§ Task details:
Return the data below unchanged, without images.

§ Stored items:

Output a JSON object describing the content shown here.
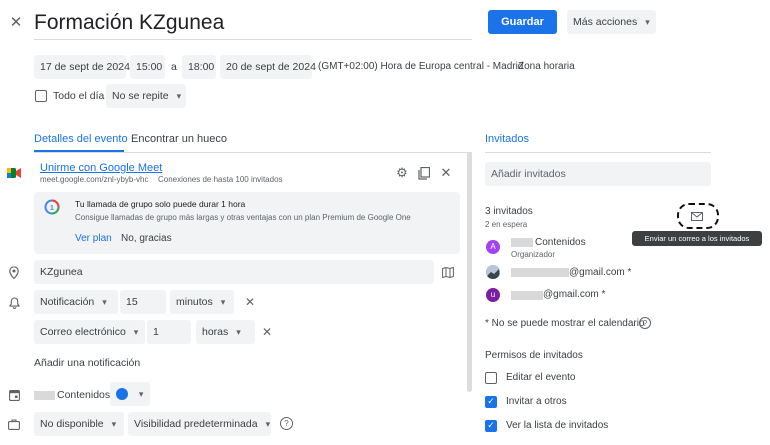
{
  "header": {
    "close_icon": "close-icon",
    "title": "Formación KZgunea",
    "save_label": "Guardar",
    "more_actions_label": "Más acciones"
  },
  "datetime": {
    "start_date": "17 de sept de 2024",
    "start_time": "15:00",
    "separator": "a",
    "end_time": "18:00",
    "end_date": "20 de sept de 2024",
    "timezone": "(GMT+02:00) Hora de Europa central - Madrid",
    "timezone_link": "Zona horaria",
    "all_day_label": "Todo el día",
    "all_day_checked": false,
    "repeat": "No se repite"
  },
  "tabs": {
    "event_details": "Detalles del evento",
    "find_slot": "Encontrar un hueco",
    "guests": "Invitados"
  },
  "meet": {
    "link_text": "Unirme con Google Meet",
    "url": "meet.google.com/znl-ybyb-vhc",
    "connections": "Conexiones de hasta 100 invitados",
    "notice_title": "Tu llamada de grupo solo puede durar 1 hora",
    "notice_body": "Consigue llamadas de grupo más largas y otras ventajas con un plan Premium de Google One",
    "view_plan": "Ver plan",
    "no_thanks": "No, gracias"
  },
  "location": {
    "value": "KZgunea"
  },
  "notifications": [
    {
      "type": "Notificación",
      "amount": "15",
      "unit": "minutos"
    },
    {
      "type": "Correo electrónico",
      "amount": "1",
      "unit": "horas"
    }
  ],
  "add_notification": "Añadir una notificación",
  "calendar": {
    "name": "Contenidos",
    "color": "#1a73e8"
  },
  "availability": {
    "status": "No disponible",
    "visibility": "Visibilidad predeterminada"
  },
  "guests": {
    "add_placeholder": "Añadir invitados",
    "count_label": "3 invitados",
    "waiting_label": "2 en espera",
    "list": [
      {
        "initial": "A",
        "name": "Contenidos",
        "role": "Organizador",
        "color": "#a142f4"
      },
      {
        "initial": "",
        "name": "@gmail.com *",
        "role": "",
        "color": "#5f6368"
      },
      {
        "initial": "u",
        "name": "@gmail.com *",
        "role": "",
        "color": "#7b1fa2"
      }
    ],
    "calendar_note": "* No se puede mostrar el calendario",
    "email_tooltip": "Enviar un correo a los invitados"
  },
  "permissions": {
    "title": "Permisos de invitados",
    "items": [
      {
        "label": "Editar el evento",
        "checked": false
      },
      {
        "label": "Invitar a otros",
        "checked": true
      },
      {
        "label": "Ver la lista de invitados",
        "checked": true
      }
    ]
  }
}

§ Answer to this task:
Output a JSON object describing the content shown here.
{
  "header": {
    "close_icon": "close-icon",
    "title": "Formación KZgunea",
    "save_label": "Guardar",
    "more_actions_label": "Más acciones"
  },
  "datetime": {
    "start_date": "17 de sept de 2024",
    "start_time": "15:00",
    "separator": "a",
    "end_time": "18:00",
    "end_date": "20 de sept de 2024",
    "timezone": "(GMT+02:00) Hora de Europa central - Madrid",
    "timezone_link": "Zona horaria",
    "all_day_label": "Todo el día",
    "all_day_checked": false,
    "repeat": "No se repite"
  },
  "tabs": {
    "event_details": "Detalles del evento",
    "find_slot": "Encontrar un hueco",
    "guests": "Invitados"
  },
  "meet": {
    "link_text": "Unirme con Google Meet",
    "url": "meet.google.com/znl-ybyb-vhc",
    "connections": "Conexiones de hasta 100 invitados",
    "notice_title": "Tu llamada de grupo solo puede durar 1 hora",
    "notice_body": "Consigue llamadas de grupo más largas y otras ventajas con un plan Premium de Google One",
    "view_plan": "Ver plan",
    "no_thanks": "No, gracias"
  },
  "location": {
    "value": "KZgunea"
  },
  "notifications": [
    {
      "type": "Notificación",
      "amount": "15",
      "unit": "minutos"
    },
    {
      "type": "Correo electrónico",
      "amount": "1",
      "unit": "horas"
    }
  ],
  "add_notification": "Añadir una notificación",
  "calendar": {
    "name": "Contenidos",
    "color": "#1a73e8"
  },
  "availability": {
    "status": "No disponible",
    "visibility": "Visibilidad predeterminada"
  },
  "guests": {
    "add_placeholder": "Añadir invitados",
    "count_label": "3 invitados",
    "waiting_label": "2 en espera",
    "list": [
      {
        "initial": "A",
        "name": "Contenidos",
        "role": "Organizador",
        "color": "#a142f4"
      },
      {
        "initial": "",
        "name": "@gmail.com *",
        "role": "",
        "color": "#5f6368"
      },
      {
        "initial": "u",
        "name": "@gmail.com *",
        "role": "",
        "color": "#7b1fa2"
      }
    ],
    "calendar_note": "* No se puede mostrar el calendario",
    "email_tooltip": "Enviar un correo a los invitados"
  },
  "permissions": {
    "title": "Permisos de invitados",
    "items": [
      {
        "label": "Editar el evento",
        "checked": false
      },
      {
        "label": "Invitar a otros",
        "checked": true
      },
      {
        "label": "Ver la lista de invitados",
        "checked": true
      }
    ]
  }
}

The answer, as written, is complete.